The rescheduled European football titles get going in Rome on Friday in what the city’s director, Virginia Raggi, has charged as a picture of a new beginning.
Andrea Bocelli will sing Nessun Dorma before the underlying match among Italy and Turkey at the Olympic field, and a football town will open at Piazza del Popolo in the point of convergence of Rome.
Nevertheless, even the most fiery football fans are endeavoring to get into the perspective. “The environment is fairly hopeless,” said Marco Martinelli, the owner of Osteria Mamma Mia, a little bistro close to the field in the Flaminio area where AS Roma players have eaten. “You don’t have all the excitement that you would usually get before such a rivalry … I don’t feel the energy yet.”
Osteria Mamma Mia and various bars and restaurants in the space normally like incredible custom before events at the field, yet with passerby numbers confined to 25% of breaking point, trade won’t be anyway lively as it was by all accounts beforehand.
Martinelli will screen the Italy arranges at the diner and said the demeanor would more likely than not get if the public gathering, which last lifted an European cup prize in 1968, performs well.
Rome will have two other Group A matches – Italy’s against Switzerland on 16 June and Wales on 20 June – close by a quarter-keep going game on 3 July.
To oblige fans outside the field, there will be tremendous screens set up in a couple of regions in the city and Rome experts have laid on a program of events all through the next month, including unrecorded music and shows following the chronicled setting of Italy in the Euros.
The football town at Piazza del Popolo, said to be the greatest fan zone in Europe, can have a constraint of 1,680 fans.
“I’ll watch the matches and plainly need to see Italy win, anyway all that really feels overwhelmed by the pandemic,” said Alessio, a taxi driver, as he watched workers gathering the last little subtleties to the football town on Thursday evening. “Relatively few of us are living honorably at the present time.”
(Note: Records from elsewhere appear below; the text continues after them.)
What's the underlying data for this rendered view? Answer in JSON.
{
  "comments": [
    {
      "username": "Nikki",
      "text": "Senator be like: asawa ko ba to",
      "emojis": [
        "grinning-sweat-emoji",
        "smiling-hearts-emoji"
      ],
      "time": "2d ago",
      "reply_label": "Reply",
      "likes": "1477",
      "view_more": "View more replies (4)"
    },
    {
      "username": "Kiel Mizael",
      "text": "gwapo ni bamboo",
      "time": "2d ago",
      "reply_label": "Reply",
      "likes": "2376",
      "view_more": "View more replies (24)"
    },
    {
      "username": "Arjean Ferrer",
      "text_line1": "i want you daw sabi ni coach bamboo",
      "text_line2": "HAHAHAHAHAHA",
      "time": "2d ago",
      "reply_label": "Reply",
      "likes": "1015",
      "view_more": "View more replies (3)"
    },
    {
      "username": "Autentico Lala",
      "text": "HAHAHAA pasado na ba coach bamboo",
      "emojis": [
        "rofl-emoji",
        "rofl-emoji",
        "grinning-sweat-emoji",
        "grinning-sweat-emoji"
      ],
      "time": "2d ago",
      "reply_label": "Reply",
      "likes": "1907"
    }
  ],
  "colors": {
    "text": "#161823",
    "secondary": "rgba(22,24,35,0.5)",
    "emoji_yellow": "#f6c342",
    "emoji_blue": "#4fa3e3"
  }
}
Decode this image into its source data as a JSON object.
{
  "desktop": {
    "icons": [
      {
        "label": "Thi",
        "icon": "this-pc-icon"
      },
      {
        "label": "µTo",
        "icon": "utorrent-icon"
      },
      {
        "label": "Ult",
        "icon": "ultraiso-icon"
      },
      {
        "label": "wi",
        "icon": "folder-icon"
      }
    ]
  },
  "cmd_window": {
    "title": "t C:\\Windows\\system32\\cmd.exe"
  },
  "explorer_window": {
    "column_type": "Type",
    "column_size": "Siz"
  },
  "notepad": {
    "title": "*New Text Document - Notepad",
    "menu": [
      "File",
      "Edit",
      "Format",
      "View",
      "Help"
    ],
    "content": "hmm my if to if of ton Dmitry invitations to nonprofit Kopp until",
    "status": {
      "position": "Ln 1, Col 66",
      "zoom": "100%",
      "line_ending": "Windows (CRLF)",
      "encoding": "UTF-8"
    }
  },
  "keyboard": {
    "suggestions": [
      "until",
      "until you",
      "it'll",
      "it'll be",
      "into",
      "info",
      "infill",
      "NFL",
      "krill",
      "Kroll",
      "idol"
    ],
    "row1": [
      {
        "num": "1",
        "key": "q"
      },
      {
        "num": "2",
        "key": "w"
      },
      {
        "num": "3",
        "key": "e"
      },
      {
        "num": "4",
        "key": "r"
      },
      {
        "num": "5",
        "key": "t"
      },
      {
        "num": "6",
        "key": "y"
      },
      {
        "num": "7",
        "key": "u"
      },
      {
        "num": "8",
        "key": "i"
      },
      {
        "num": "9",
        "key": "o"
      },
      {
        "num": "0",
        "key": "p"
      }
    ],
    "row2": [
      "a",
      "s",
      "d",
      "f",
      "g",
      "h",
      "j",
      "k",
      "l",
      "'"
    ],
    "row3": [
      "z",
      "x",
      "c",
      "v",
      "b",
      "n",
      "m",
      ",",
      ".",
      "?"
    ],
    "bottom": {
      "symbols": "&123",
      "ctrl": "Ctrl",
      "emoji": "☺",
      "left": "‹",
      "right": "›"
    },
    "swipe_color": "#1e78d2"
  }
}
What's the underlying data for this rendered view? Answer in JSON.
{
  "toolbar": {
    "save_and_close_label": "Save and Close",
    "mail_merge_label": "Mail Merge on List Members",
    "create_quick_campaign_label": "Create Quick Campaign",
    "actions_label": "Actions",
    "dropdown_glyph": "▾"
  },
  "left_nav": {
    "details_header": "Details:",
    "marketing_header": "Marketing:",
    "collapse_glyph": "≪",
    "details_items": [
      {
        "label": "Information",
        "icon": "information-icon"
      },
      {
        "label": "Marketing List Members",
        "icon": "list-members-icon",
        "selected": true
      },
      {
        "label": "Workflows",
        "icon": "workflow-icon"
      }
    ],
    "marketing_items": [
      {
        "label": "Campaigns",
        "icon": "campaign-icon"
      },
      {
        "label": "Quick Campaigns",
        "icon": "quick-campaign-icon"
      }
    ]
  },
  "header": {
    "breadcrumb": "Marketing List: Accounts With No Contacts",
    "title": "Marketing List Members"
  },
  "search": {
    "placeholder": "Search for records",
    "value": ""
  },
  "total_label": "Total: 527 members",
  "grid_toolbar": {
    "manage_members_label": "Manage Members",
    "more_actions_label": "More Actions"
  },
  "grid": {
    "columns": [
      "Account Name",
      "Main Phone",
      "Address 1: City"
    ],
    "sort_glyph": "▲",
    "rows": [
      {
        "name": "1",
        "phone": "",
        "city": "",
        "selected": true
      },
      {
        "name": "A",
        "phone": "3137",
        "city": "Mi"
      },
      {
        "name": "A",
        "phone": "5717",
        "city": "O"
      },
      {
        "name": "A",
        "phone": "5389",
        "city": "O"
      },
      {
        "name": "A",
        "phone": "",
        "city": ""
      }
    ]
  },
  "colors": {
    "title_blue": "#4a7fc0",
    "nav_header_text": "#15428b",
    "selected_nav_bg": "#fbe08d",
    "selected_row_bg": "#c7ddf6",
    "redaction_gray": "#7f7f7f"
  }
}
Others were in more light spirits. “I can barely wait for the games to start,” said Mattia Simionatti, a traveler from Milan. Like other Italy fans, he was cruelly baffled when the gathering fail to make it to World Cup in 2018, its first such dissatisfaction since 1958. In any case, he said the current group, which joins focal individuals like Leonardo Bonucci and Nicolò Barella and is driven by Roberto Mancini as coach, was incredibly improved.
“The gathering this year is perfectly healthy and I really figure we can show up at the last four,” Simionatti said. “I do similarly consider the to be as a way to deal with restart and get back to conventional after throughout a period of the pandemic, which we are generally exhausted of.”
Francesco Apa and his significant other, Arianna Miringi, were visiting Rome from Lake Orta, in the Piedmont region, where Apa plays for the close by bunch, San Maurizio. “The climate is astounding and the opposition won’t add to the economy whatever amount of it was needed to before the pandemic, yet I’m still genuinely expecting the matches and will in all likelihood watch them in a bar,” Apa said.
Miringi was less anxious: “I won’t have a great deal of choice anyway to go with him … and will unmistakably be pulling for Italy.”